Twelve lantern decorations bearing inappropriate Chinese greetings will be replaced by tomorrow, after they were mistakenly produced and put up in Chinatown last Thursday.
The banner-like lanterns, which were hung up along South Bridge Road ahead of the traditional street light-up ceremony to mark the Mid-Autumn Festival, had drawn comments from members of the public that they did not suit the occasion.
For example, one lantern's message translated into "bright and majestic", while another said "joy for the nation" - both phrases are not commonly used to celebrate the Mid-Autumn Festival, which is a time for family reunions.
Ms Jennifer Lee, head of the Chinatown Festival Street Light-up Sub-Committee, said the committee had flagged the problematic greetings on some lanterns to its contractor, following internal feedback, and had asked for them to be removed before production began.
But they realised the changes were not made when the lights were being tested last Friday.
"These changes were not made in time," said Ms Lee.
After the banner-like lanterns were strung up, Facebook user Teoh Chee Boon commented that the decorations were an erosion of Chinese culture and opened Singapore's Chinese standards to criticism.

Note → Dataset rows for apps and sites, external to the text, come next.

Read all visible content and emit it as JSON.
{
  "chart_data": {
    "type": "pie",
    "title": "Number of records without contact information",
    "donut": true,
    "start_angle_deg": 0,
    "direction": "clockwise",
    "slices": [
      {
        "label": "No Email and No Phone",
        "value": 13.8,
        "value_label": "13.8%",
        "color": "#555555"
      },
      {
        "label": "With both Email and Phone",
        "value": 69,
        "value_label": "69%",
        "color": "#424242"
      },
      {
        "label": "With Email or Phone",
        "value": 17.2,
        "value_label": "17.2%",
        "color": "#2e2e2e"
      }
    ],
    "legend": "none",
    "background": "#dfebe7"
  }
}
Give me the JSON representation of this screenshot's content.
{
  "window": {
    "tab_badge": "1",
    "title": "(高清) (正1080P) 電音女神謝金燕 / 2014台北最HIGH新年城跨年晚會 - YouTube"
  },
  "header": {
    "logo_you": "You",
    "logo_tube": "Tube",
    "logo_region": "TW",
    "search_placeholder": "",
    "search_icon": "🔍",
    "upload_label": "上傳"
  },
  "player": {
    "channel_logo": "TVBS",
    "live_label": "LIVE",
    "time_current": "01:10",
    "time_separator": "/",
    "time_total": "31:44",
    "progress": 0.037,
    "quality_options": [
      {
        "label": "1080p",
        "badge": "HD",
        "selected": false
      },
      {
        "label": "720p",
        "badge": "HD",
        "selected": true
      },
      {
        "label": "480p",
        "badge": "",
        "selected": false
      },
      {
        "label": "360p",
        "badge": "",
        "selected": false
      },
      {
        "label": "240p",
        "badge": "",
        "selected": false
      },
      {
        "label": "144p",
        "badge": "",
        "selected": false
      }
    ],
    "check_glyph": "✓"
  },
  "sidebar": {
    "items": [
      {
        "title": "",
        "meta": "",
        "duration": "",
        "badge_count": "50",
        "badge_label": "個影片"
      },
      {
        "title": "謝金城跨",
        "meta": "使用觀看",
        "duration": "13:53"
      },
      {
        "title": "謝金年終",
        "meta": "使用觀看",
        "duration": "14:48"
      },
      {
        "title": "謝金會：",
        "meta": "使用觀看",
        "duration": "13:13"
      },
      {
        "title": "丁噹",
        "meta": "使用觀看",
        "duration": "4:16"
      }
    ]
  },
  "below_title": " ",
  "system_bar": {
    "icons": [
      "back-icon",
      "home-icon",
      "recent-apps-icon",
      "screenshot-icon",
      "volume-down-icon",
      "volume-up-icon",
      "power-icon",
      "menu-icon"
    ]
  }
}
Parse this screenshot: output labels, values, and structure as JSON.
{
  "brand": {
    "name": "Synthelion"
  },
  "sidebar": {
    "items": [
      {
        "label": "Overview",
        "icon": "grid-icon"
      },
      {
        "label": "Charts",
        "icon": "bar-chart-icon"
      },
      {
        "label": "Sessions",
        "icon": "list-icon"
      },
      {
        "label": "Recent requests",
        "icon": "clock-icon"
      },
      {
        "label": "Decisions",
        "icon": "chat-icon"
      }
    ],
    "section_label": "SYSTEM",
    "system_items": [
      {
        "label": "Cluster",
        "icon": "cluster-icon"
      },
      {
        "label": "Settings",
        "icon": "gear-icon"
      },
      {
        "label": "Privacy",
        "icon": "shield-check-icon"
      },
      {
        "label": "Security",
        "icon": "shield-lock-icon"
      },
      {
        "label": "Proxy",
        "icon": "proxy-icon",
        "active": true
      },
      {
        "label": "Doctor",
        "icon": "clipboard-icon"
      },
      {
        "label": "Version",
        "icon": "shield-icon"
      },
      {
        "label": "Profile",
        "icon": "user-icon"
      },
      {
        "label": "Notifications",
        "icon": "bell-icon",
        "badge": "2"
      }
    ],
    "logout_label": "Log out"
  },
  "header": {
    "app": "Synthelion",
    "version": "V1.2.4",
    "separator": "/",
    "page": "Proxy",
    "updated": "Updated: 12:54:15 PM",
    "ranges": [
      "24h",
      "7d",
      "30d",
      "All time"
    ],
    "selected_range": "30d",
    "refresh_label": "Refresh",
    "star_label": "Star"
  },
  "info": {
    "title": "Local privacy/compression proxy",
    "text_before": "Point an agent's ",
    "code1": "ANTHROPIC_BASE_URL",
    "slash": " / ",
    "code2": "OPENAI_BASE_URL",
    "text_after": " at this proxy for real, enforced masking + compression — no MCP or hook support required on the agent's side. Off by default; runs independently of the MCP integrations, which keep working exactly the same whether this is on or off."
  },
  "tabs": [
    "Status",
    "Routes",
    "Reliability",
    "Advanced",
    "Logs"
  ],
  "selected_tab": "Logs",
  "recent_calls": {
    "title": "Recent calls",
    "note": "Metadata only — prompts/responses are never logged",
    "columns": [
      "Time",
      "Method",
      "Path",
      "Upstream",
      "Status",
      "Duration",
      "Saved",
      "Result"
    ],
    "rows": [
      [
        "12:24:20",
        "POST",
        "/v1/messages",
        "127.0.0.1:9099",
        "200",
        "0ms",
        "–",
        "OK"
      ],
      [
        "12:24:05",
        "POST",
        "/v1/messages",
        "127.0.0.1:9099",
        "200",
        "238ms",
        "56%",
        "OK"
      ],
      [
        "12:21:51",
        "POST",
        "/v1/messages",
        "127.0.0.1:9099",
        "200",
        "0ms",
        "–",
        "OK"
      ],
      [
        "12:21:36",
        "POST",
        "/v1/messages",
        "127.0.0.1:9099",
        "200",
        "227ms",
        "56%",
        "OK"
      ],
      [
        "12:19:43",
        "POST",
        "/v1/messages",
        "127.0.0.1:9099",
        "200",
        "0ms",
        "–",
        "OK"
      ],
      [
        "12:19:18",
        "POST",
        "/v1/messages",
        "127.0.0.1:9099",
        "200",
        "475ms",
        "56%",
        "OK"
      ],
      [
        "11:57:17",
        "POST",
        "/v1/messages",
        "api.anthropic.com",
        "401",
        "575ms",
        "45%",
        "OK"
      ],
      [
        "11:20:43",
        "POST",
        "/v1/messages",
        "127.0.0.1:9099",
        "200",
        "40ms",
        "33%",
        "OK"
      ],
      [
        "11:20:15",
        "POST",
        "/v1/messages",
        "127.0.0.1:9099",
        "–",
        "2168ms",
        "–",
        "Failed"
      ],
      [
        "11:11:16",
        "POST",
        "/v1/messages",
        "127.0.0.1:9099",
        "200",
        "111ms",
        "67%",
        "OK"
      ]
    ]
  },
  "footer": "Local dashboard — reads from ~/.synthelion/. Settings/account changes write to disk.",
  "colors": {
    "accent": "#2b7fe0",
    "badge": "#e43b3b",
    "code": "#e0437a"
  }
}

He said the choice of some vocabulary was wrong and that one greeting was incoherent.
Another Facebook user pointed out that a phrase that translated into "the bright moon twinkles" did not make sense.
Ms Lee said some of the greetings - like one that read "the stars shine" - might seem unconventional, but were "to recreate the famous retro Hong Kong ambience" which features neon signs.
Among the lanterns being replaced is one that reads "joy for the nation".
The committee did not disclose the other designs being replaced but said it is working with the contractor to replace the affected lanterns.
Ms Lee added that the Hong Kong-style decorations are unique to South Bridge Road for this year's light-up, while more traditional decorations such as lotus flower lanterns and animal lanterns will be found along Eu Tong Sen Street and New Bridge Road.
This year's light-up will be live-streamed on Thursday and will be up till Oct 16. It comprises about 700 lanterns and sculptures which depict traditional festival motifs and characters such as Chang'e, the goddess of the moon in Chinese mythology.
The Chinatown Festival is organised by Kreta Ayer-Kim Seng Citizens' Consultative Committee and is made up of grassroots volunteers.
This is not the first time the light-up has sparked controversy. Last year, organisers had to repaint a two-storey lantern of Chang'e following complaints that its facial features looked too masculine.